_Requirement_: Exclude the pictures and repeat all of the data exactly.

_Excerpted data_:

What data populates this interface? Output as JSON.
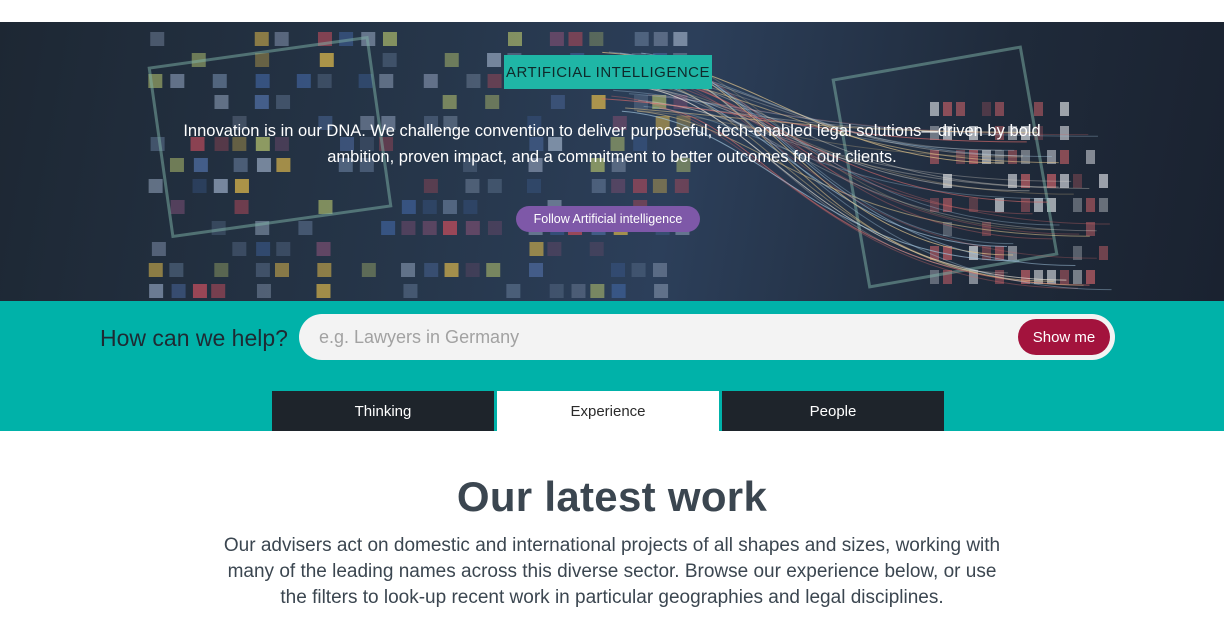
{
  "hero": {
    "tag": "ARTIFICIAL INTELLIGENCE",
    "description": "Innovation is in our DNA. We challenge convention to deliver purposeful, tech-enabled legal solutions—driven by bold ambition, proven impact, and a commitment to better outcomes for our clients.",
    "follow_button": "Follow Artificial intelligence"
  },
  "search": {
    "label": "How can we help?",
    "placeholder": "e.g. Lawyers in Germany",
    "value": "",
    "button": "Show me"
  },
  "tabs": [
    {
      "label": "Thinking",
      "active": false
    },
    {
      "label": "Experience",
      "active": true
    },
    {
      "label": "People",
      "active": false
    }
  ],
  "latest": {
    "title": "Our latest work",
    "description": "Our advisers act on domestic and international projects of all shapes and sizes, working with many of the leading names across this diverse sector. Browse our experience below, or use the filters to look-up recent work in particular geographies and legal disciplines."
  },
  "colors": {
    "teal": "#00b2a9",
    "tag_teal": "#1fb6a6",
    "purple": "#7e58a8",
    "crimson": "#a3133d",
    "tab_dark": "#1e242b",
    "heading": "#3b4650"
  }
}
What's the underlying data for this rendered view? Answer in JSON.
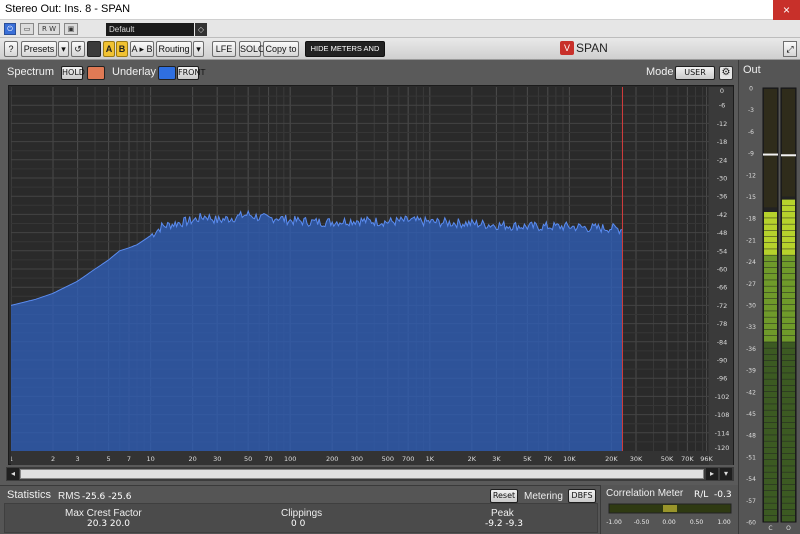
{
  "window": {
    "title": "Stereo Out: Ins. 8 - SPAN",
    "close_label": "×"
  },
  "host": {
    "buttons": [
      "⏻",
      "▭",
      "R W",
      "▣"
    ],
    "preset_value": "Default",
    "preset_arrow": "◇"
  },
  "toolbar": {
    "help": "?",
    "presets": "Presets",
    "presets_arrow": "▾",
    "undo": "↺",
    "a": "A",
    "b": "B",
    "a_to_b": "A ▸ B",
    "routing": "Routing",
    "routing_arrow": "▾",
    "lfe": "LFE",
    "solo": "SOLO",
    "copy_to": "Copy to",
    "hide_meters": "HIDE METERS AND STATS",
    "logo_badge": "V",
    "logo_text": "SPAN",
    "maximize": "⤢"
  },
  "spectrum_header": {
    "label": "Spectrum",
    "hold": "HOLD",
    "hold_color": "#e07a55",
    "underlay_label": "Underlay",
    "underlay_color": "#2f6fe0",
    "front": "FRONT",
    "mode_label": "Mode",
    "mode_value": "USER",
    "settings_icon": "⚙"
  },
  "chart_data": {
    "type": "area",
    "x_scale": "log",
    "xlim": [
      1,
      100000
    ],
    "ylim": [
      -120,
      0
    ],
    "x_ticks": [
      {
        "v": 1,
        "t": "1"
      },
      {
        "v": 2,
        "t": "2"
      },
      {
        "v": 3,
        "t": "3"
      },
      {
        "v": 5,
        "t": "5"
      },
      {
        "v": 7,
        "t": "7"
      },
      {
        "v": 10,
        "t": "10"
      },
      {
        "v": 20,
        "t": "20"
      },
      {
        "v": 30,
        "t": "30"
      },
      {
        "v": 50,
        "t": "50"
      },
      {
        "v": 70,
        "t": "70"
      },
      {
        "v": 100,
        "t": "100"
      },
      {
        "v": 200,
        "t": "200"
      },
      {
        "v": 300,
        "t": "300"
      },
      {
        "v": 500,
        "t": "500"
      },
      {
        "v": 700,
        "t": "700"
      },
      {
        "v": 1000,
        "t": "1K"
      },
      {
        "v": 2000,
        "t": "2K"
      },
      {
        "v": 3000,
        "t": "3K"
      },
      {
        "v": 5000,
        "t": "5K"
      },
      {
        "v": 7000,
        "t": "7K"
      },
      {
        "v": 10000,
        "t": "10K"
      },
      {
        "v": 20000,
        "t": "20K"
      },
      {
        "v": 30000,
        "t": "30K"
      },
      {
        "v": 50000,
        "t": "50K"
      },
      {
        "v": 70000,
        "t": "70K"
      },
      {
        "v": 96000,
        "t": "96K"
      }
    ],
    "y_ticks": [
      -6,
      -12,
      -18,
      -24,
      -30,
      -36,
      -42,
      -48,
      -54,
      -60,
      -66,
      -72,
      -78,
      -84,
      -90,
      -96,
      -102,
      -108,
      -114
    ],
    "y_tick_labels": [
      "-6",
      "-12",
      "-18",
      "-24",
      "-30",
      "-36",
      "-42",
      "-48",
      "-54",
      "-60",
      "-66",
      "-72",
      "-78",
      "-84",
      "-90",
      "-96",
      "-102",
      "-108",
      "-114"
    ],
    "y_top_label": "0",
    "y_bottom_label": "-120",
    "cutoff_hz": 24000,
    "series": [
      {
        "color": "#2f5fb8",
        "x": [
          1,
          1.5,
          2,
          3,
          4,
          5,
          6,
          7,
          8,
          10,
          12,
          15,
          20,
          25,
          30,
          40,
          50,
          60,
          70,
          80,
          100,
          150,
          200,
          300,
          500,
          700,
          1000,
          2000,
          3000,
          5000,
          7000,
          10000,
          15000,
          20000,
          24000
        ],
        "y": [
          -72,
          -70,
          -68,
          -64,
          -60,
          -57,
          -54,
          -53,
          -52,
          -49,
          -46,
          -45,
          -44,
          -42.5,
          -44,
          -43,
          -42,
          -43,
          -43.5,
          -43,
          -44,
          -44.5,
          -44.5,
          -44,
          -44.5,
          -44,
          -44.5,
          -45,
          -45.5,
          -46,
          -46,
          -46,
          -46.5,
          -46.5,
          -47
        ]
      }
    ]
  },
  "scrollbar": {
    "left": "◂",
    "right": "▸",
    "up": "▴",
    "down": "▾"
  },
  "statistics": {
    "label": "Statistics",
    "rms_label": "RMS",
    "rms_values": "-25.6  -25.6",
    "reset": "Reset",
    "metering_label": "Metering",
    "metering_value": "DBFS",
    "max_crest_label": "Max Crest Factor",
    "max_crest_values": "20.3  20.0",
    "clippings_label": "Clippings",
    "clippings_values": "0        0",
    "peak_label": "Peak",
    "peak_values": "-9.2  -9.3"
  },
  "correlation": {
    "label": "Correlation Meter",
    "rl_label": "R/L",
    "rl_value": "-0.3",
    "value": 0.0,
    "scale": [
      "-1.00",
      "-0.50",
      "0.00",
      "0.50",
      "1.00"
    ]
  },
  "out_meter": {
    "label": "Out",
    "scale": [
      "0",
      "-3",
      "-6",
      "-9",
      "-12",
      "-15",
      "-18",
      "-21",
      "-24",
      "-27",
      "-30",
      "-33",
      "-36",
      "-39",
      "-42",
      "-45",
      "-48",
      "-51",
      "-54",
      "-57",
      "-60"
    ],
    "channel_labels": [
      "C",
      "O"
    ],
    "rms_db": [
      -16.5,
      -15.0
    ],
    "peak_db": [
      -9.2,
      -9.3
    ]
  }
}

_Exercise response_:
What data populates this interface? Output as JSON.
{
  "hero": {
    "tag": "ARTIFICIAL INTELLIGENCE",
    "description": "Innovation is in our DNA. We challenge convention to deliver purposeful, tech-enabled legal solutions—driven by bold ambition, proven impact, and a commitment to better outcomes for our clients.",
    "follow_button": "Follow Artificial intelligence"
  },
  "search": {
    "label": "How can we help?",
    "placeholder": "e.g. Lawyers in Germany",
    "value": "",
    "button": "Show me"
  },
  "tabs": [
    {
      "label": "Thinking",
      "active": false
    },
    {
      "label": "Experience",
      "active": true
    },
    {
      "label": "People",
      "active": false
    }
  ],
  "latest": {
    "title": "Our latest work",
    "description": "Our advisers act on domestic and international projects of all shapes and sizes, working with many of the leading names across this diverse sector. Browse our experience below, or use the filters to look-up recent work in particular geographies and legal disciplines."
  },
  "colors": {
    "teal": "#00b2a9",
    "tag_teal": "#1fb6a6",
    "purple": "#7e58a8",
    "crimson": "#a3133d",
    "tab_dark": "#1e242b",
    "heading": "#3b4650"
  }
}
What's the underlying data for this rendered view? Answer in JSON.
{
  "window": {
    "title": "Stereo Out: Ins. 8 - SPAN",
    "close_label": "×"
  },
  "host": {
    "buttons": [
      "⏻",
      "▭",
      "R W",
      "▣"
    ],
    "preset_value": "Default",
    "preset_arrow": "◇"
  },
  "toolbar": {
    "help": "?",
    "presets": "Presets",
    "presets_arrow": "▾",
    "undo": "↺",
    "a": "A",
    "b": "B",
    "a_to_b": "A ▸ B",
    "routing": "Routing",
    "routing_arrow": "▾",
    "lfe": "LFE",
    "solo": "SOLO",
    "copy_to": "Copy to",
    "hide_meters": "HIDE METERS AND STATS",
    "logo_badge": "V",
    "logo_text": "SPAN",
    "maximize": "⤢"
  },
  "spectrum_header": {
    "label": "Spectrum",
    "hold": "HOLD",
    "hold_color": "#e07a55",
    "underlay_label": "Underlay",
    "underlay_color": "#2f6fe0",
    "front": "FRONT",
    "mode_label": "Mode",
    "mode_value": "USER",
    "settings_icon": "⚙"
  },
  "chart_data": {
    "type": "area",
    "x_scale": "log",
    "xlim": [
      1,
      100000
    ],
    "ylim": [
      -120,
      0
    ],
    "x_ticks": [
      {
        "v": 1,
        "t": "1"
      },
      {
        "v": 2,
        "t": "2"
      },
      {
        "v": 3,
        "t": "3"
      },
      {
        "v": 5,
        "t": "5"
      },
      {
        "v": 7,
        "t": "7"
      },
      {
        "v": 10,
        "t": "10"
      },
      {
        "v": 20,
        "t": "20"
      },
      {
        "v": 30,
        "t": "30"
      },
      {
        "v": 50,
        "t": "50"
      },
      {
        "v": 70,
        "t": "70"
      },
      {
        "v": 100,
        "t": "100"
      },
      {
        "v": 200,
        "t": "200"
      },
      {
        "v": 300,
        "t": "300"
      },
      {
        "v": 500,
        "t": "500"
      },
      {
        "v": 700,
        "t": "700"
      },
      {
        "v": 1000,
        "t": "1K"
      },
      {
        "v": 2000,
        "t": "2K"
      },
      {
        "v": 3000,
        "t": "3K"
      },
      {
        "v": 5000,
        "t": "5K"
      },
      {
        "v": 7000,
        "t": "7K"
      },
      {
        "v": 10000,
        "t": "10K"
      },
      {
        "v": 20000,
        "t": "20K"
      },
      {
        "v": 30000,
        "t": "30K"
      },
      {
        "v": 50000,
        "t": "50K"
      },
      {
        "v": 70000,
        "t": "70K"
      },
      {
        "v": 96000,
        "t": "96K"
      }
    ],
    "y_ticks": [
      -6,
      -12,
      -18,
      -24,
      -30,
      -36,
      -42,
      -48,
      -54,
      -60,
      -66,
      -72,
      -78,
      -84,
      -90,
      -96,
      -102,
      -108,
      -114
    ],
    "y_tick_labels": [
      "-6",
      "-12",
      "-18",
      "-24",
      "-30",
      "-36",
      "-42",
      "-48",
      "-54",
      "-60",
      "-66",
      "-72",
      "-78",
      "-84",
      "-90",
      "-96",
      "-102",
      "-108",
      "-114"
    ],
    "y_top_label": "0",
    "y_bottom_label": "-120",
    "cutoff_hz": 24000,
    "series": [
      {
        "color": "#2f5fb8",
        "x": [
          1,
          1.5,
          2,
          3,
          4,
          5,
          6,
          7,
          8,
          10,
          12,
          15,
          20,
          25,
          30,
          40,
          50,
          60,
          70,
          80,
          100,
          150,
          200,
          300,
          500,
          700,
          1000,
          2000,
          3000,
          5000,
          7000,
          10000,
          15000,
          20000,
          24000
        ],
        "y": [
          -72,
          -70,
          -68,
          -64,
          -60,
          -57,
          -54,
          -53,
          -52,
          -49,
          -46,
          -45,
          -44,
          -42.5,
          -44,
          -43,
          -42,
          -43,
          -43.5,
          -43,
          -44,
          -44.5,
          -44.5,
          -44,
          -44.5,
          -44,
          -44.5,
          -45,
          -45.5,
          -46,
          -46,
          -46,
          -46.5,
          -46.5,
          -47
        ]
      }
    ]
  },
  "scrollbar": {
    "left": "◂",
    "right": "▸",
    "up": "▴",
    "down": "▾"
  },
  "statistics": {
    "label": "Statistics",
    "rms_label": "RMS",
    "rms_values": "-25.6  -25.6",
    "reset": "Reset",
    "metering_label": "Metering",
    "metering_value": "DBFS",
    "max_crest_label": "Max Crest Factor",
    "max_crest_values": "20.3  20.0",
    "clippings_label": "Clippings",
    "clippings_values": "0        0",
    "peak_label": "Peak",
    "peak_values": "-9.2  -9.3"
  },
  "correlation": {
    "label": "Correlation Meter",
    "rl_label": "R/L",
    "rl_value": "-0.3",
    "value": 0.0,
    "scale": [
      "-1.00",
      "-0.50",
      "0.00",
      "0.50",
      "1.00"
    ]
  },
  "out_meter": {
    "label": "Out",
    "scale": [
      "0",
      "-3",
      "-6",
      "-9",
      "-12",
      "-15",
      "-18",
      "-21",
      "-24",
      "-27",
      "-30",
      "-33",
      "-36",
      "-39",
      "-42",
      "-45",
      "-48",
      "-51",
      "-54",
      "-57",
      "-60"
    ],
    "channel_labels": [
      "C",
      "O"
    ],
    "rms_db": [
      -16.5,
      -15.0
    ],
    "peak_db": [
      -9.2,
      -9.3
    ]
  }
}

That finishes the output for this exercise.